Heart Mountain didn’t close all at once. On December 17, 1944, the government announced that mass exclusion was no longer necessary and would end in January 1945. The next day, the WRA proclaimed: “All relocation centers will be closed within a period of six months to one year after the revocation of the exclusion orders.” They promised the incarcerated $25 and a train ticket anywhere in the U.S.

It took months for Heart Mountain to close. The incarcerees discovered, when released, that while the war was over, their struggle against prejudice was not. Racism was still very much alive in the United States, adding insult to injury as they tried desperately to rebuild their lives. Starting over was an incredibly difficult prospect. 

Only 2,000 people had left Heart Mountain by June 1945. Wyoming officials tried to discourage Japanese Americans from remaining in Wyoming and had earlier passed laws that prevented them from owning land and voting. Nevertheless, the last trainload of incarcerees left Heart Mountain on November 10, 1945.

After World War II, most of the land and residential barracks were sold to former servicemen and hopeful farmers.

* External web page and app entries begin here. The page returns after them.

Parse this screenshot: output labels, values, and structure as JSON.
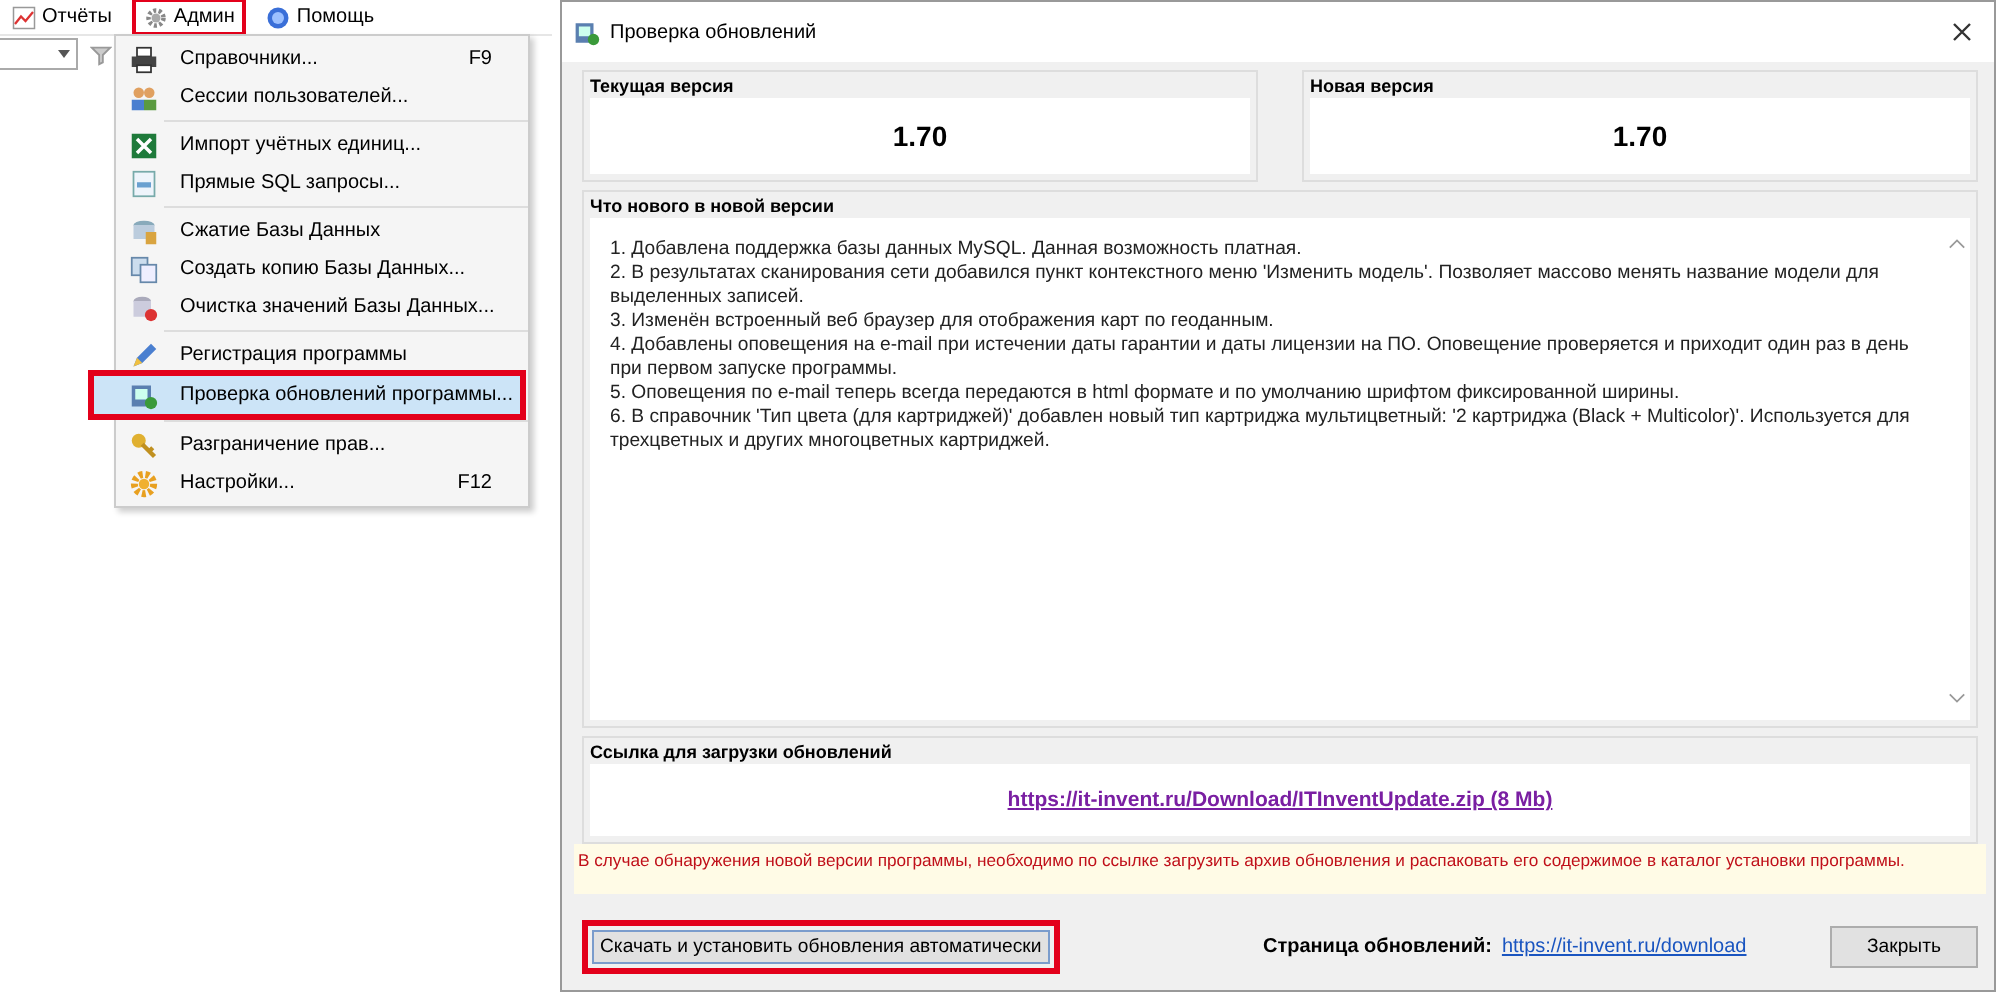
{
  "menubar": [
    {
      "label": "Отчёты",
      "highlighted": false
    },
    {
      "label": "Админ",
      "highlighted": true
    },
    {
      "label": "Помощь",
      "highlighted": false
    }
  ],
  "admin_menu": [
    {
      "kind": "item",
      "label": "Справочники...",
      "shortcut": "F9",
      "selected": false,
      "highlighted": false
    },
    {
      "kind": "item",
      "label": "Сессии пользователей...",
      "selected": false,
      "highlighted": false
    },
    {
      "kind": "separator"
    },
    {
      "kind": "item",
      "label": "Импорт учётных единиц...",
      "selected": false,
      "highlighted": false
    },
    {
      "kind": "item",
      "label": "Прямые SQL запросы...",
      "selected": false,
      "highlighted": false
    },
    {
      "kind": "separator"
    },
    {
      "kind": "item",
      "label": "Сжатие Базы Данных",
      "selected": false,
      "highlighted": false
    },
    {
      "kind": "item",
      "label": "Создать копию Базы Данных...",
      "selected": false,
      "highlighted": false
    },
    {
      "kind": "item",
      "label": "Очистка значений Базы Данных...",
      "selected": false,
      "highlighted": false
    },
    {
      "kind": "separator"
    },
    {
      "kind": "item",
      "label": "Регистрация программы",
      "selected": false,
      "highlighted": false
    },
    {
      "kind": "item",
      "label": "Проверка обновлений программы...",
      "selected": true,
      "highlighted": true
    },
    {
      "kind": "separator"
    },
    {
      "kind": "item",
      "label": "Разграничение прав...",
      "selected": false,
      "highlighted": false
    },
    {
      "kind": "item",
      "label": "Настройки...",
      "shortcut": "F12",
      "selected": false,
      "highlighted": false
    }
  ],
  "dialog": {
    "title": "Проверка обновлений",
    "current_version": {
      "label": "Текущая версия",
      "value": "1.70"
    },
    "new_version": {
      "label": "Новая версия",
      "value": "1.70"
    },
    "whats_new": {
      "label": "Что нового в новой версии",
      "items": [
        "1. Добавлена поддержка базы данных MySQL. Данная возможность платная.",
        "2. В результатах сканирования сети добавился пункт контекстного меню 'Изменить модель'. Позволяет массово менять название модели для выделенных записей.",
        "3. Изменён встроенный веб браузер для отображения карт по геоданным.",
        "4. Добавлены оповещения на e-mail при истечении даты гарантии и даты лицензии на ПО. Оповещение проверяется и приходит один раз в день при первом запуске программы.",
        "5. Оповещения по e-mail теперь всегда передаются в html формате и по умолчанию шрифтом фиксированной ширины.",
        "6. В справочник 'Тип цвета (для картриджей)' добавлен новый тип картриджа мультицветный: '2 картриджа (Black + Multicolor)'. Используется для трехцветных и других многоцветных картриджей."
      ]
    },
    "download": {
      "label": "Ссылка для загрузки обновлений",
      "link": "https://it-invent.ru/Download/ITInventUpdate.zip (8 Mb)"
    },
    "note": "В случае обнаружения новой версии программы, необходимо по ссылке загрузить архив обновления и распаковать его содержимое в каталог установки программы.",
    "auto_button": {
      "label": "Скачать и установить обновления автоматически",
      "highlighted": true
    },
    "page_label": "Страница обновлений:",
    "page_link": "https://it-invent.ru/download",
    "close_button": "Закрыть"
  }
}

Driving along Highway 14A today, it is possible to spot barracks-shaped storage sheds and barns, reminders of a unique, albeit dark, period in our nation’s history.